The provincial government will announce tomorrow that Ontario is embracing more nuclear power plants, sources told the Toronto Star.
Premier Dalton McGuinty has privately spoken of his government's plans to confidants for days, insiders say.
In an off-the-record speech on Saturday night in Ottawa to the secretive Bilderberg group, McGuinty discussed the pros and cons of more nuclear plants.
While he did not divulge the government's plans to that audience of 160 business and political leaders, the premier privately admitted the public will officially learn of the plans tomorrow when his government announces its long-awaited response to the Ontario Power Authority's report on the province's energy supply mix.
Last December, the OPA, an arm's length agency, recommended in its 1,100-page report that Ontario spend up to $40 billion over the next 20 years to produce 12,400 megawatts of electricity from new or refurbished nuclear plants.
The authority said nuclear power would have to be 50 per cent of the province's energy mix through 2025.
"The government will soon announce our response to the Ontario Power Authority report," an aide to the premier said last night. "The premier repeated on Saturday what he has always said publicly, that we cannot take new nuclear off the table as we prepare Ontario's long-term energy plan."
Despite claims from his office that his speech was no different from one he delivered in Niagara Falls a year ago, insiders told the Star he was unequivocal in private conversations about his support for the controversial electricity source.
Ontario is already home to many nuclear facilities. There are six nuclear units at Tiverton's Bruce plant, plus two more being refurbished; four at Darlington in Bowmanville; six at Pickering, plus two that have been mothballed, and one decommissioned Atomic Energy of Canada Ltd. reactor at Deep River.
To meet the OPA recommendations, Ontario would need about a dozen more reactors, which would take years to build.
Ever since the OPA report was made public Dec. 9, opponents of nuclear power have been attacking McGuinty for leaning toward that option.
The Sierra Club has called the nuclear option "insanity" and Greenpeace called it a leap backward at a time when alternative sources should be sought.
McGuinty's staff deliberately omitted any mention of his speech Saturday to the Bilderberg session — held at the Brookstreet Hotel in the Ottawa suburb of Kanata — from his public itinerary.
The group, named for the Dutch hotel the organization first met at in 1954, holds its sessions behind closed doors amid tight security.
In the past, Prime Minister Stephen Harper and former prime ministers Paul Martin and Jean Chrétien have addressed the organization.
Because participants in Bilderberg sessions are sworn to secrecy under threat of ex-communication from the group, politicians tend to lower their guard and speak candidly.
Insiders say McGuinty gave a "marvellous" Ontario-boosting speech interspersed with revelations about the province's need to move forward with more nuclear plants.
"He gave a stump speech on how great Ontario is and then (privately later) he said we're going to announce this week we're building new nukes," a source said.
Among those reportedly attending the Ottawa session were Ahmad Chalabi, former deputy prime minister of Iraq and a key proponent of the U.S.-led invasion of that country; Globe and Mail publisher Phillip Crawley; Coca-Cola chairman George A. David; Power Corp.

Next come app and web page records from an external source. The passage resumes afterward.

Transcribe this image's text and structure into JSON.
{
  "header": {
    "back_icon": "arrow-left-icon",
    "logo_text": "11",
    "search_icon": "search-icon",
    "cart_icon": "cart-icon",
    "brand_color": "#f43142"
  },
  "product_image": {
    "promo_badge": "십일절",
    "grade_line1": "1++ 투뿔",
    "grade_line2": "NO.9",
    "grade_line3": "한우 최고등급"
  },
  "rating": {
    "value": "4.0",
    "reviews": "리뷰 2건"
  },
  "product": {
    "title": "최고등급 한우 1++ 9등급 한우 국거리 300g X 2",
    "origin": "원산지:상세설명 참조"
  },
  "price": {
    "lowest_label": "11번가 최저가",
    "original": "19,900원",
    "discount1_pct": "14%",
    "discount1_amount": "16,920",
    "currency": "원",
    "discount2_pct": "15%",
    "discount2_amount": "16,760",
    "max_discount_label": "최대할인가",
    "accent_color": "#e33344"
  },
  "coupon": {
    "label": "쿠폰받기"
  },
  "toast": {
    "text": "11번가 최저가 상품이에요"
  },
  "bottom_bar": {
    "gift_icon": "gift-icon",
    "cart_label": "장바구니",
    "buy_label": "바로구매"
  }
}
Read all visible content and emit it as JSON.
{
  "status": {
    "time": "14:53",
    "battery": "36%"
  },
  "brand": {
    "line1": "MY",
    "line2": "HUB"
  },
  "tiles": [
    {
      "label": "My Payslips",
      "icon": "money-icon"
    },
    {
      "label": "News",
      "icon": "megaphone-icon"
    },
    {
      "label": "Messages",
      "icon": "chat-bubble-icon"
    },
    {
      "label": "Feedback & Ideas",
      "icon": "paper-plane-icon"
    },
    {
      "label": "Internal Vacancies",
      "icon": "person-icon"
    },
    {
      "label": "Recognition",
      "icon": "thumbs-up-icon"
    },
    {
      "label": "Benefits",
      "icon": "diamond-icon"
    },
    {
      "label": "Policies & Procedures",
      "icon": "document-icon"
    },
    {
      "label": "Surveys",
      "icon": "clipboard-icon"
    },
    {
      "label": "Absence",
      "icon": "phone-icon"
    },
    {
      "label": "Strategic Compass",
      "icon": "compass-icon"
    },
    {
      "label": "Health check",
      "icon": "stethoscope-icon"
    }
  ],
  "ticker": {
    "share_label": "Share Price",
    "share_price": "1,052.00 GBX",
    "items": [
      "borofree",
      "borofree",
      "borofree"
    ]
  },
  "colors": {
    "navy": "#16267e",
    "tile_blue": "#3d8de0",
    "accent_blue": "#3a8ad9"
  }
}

CEO Paul Desmarais; Richard Holbrooke and Vernon Jordan, long-time top advisers to former U.S. president Bill Clinton; Henry Kissinger, former U.S. secretary of state; former New Brunswick premier Frank McKenna; Queen Beatrix of The Netherlands; New York Governor George Pataki; Iraq war architect Richard Perle; Heather Reisman, chair and CEO of Indigo Books and Music; Torstar president and CEO J. Robert S. Prichard and tycoon David Rockefeller, among many others.
It was the kind of power-broker audience the premier, who sat with Pataki, Reisman and Queen Beatrix, would want to reach when delivering a message about investing in Ontario — and massive investment will be required to pay for $40 billion in nuclear plants.
His address came one day after Energy Minister Dwight Duncan confirmed that the Liberal government was being forced to break its 2003 election promise to close all of Ontario's coal-fired generating plants by 2007. That promise was later amended to 2009.
On Friday, Duncan said that even the 2009 date could not be achieved.
As for the nuclear option, Jack Gibbons, executive director of the Ontario Clean Air Alliance, denounced the OPA's call for more nuclear power as "1950s-style solution to meet our electricity needs in the 21st century."
NDP Leader Howard Hampton, author of a book on Ontario's electricity history, has railed against nuclear power because of environmental concerns and cost overruns.
But Progressive Conservative Leader John Tory has said Ontario needs a diverse energy supply to keep its manufacturing-reliant economy stable.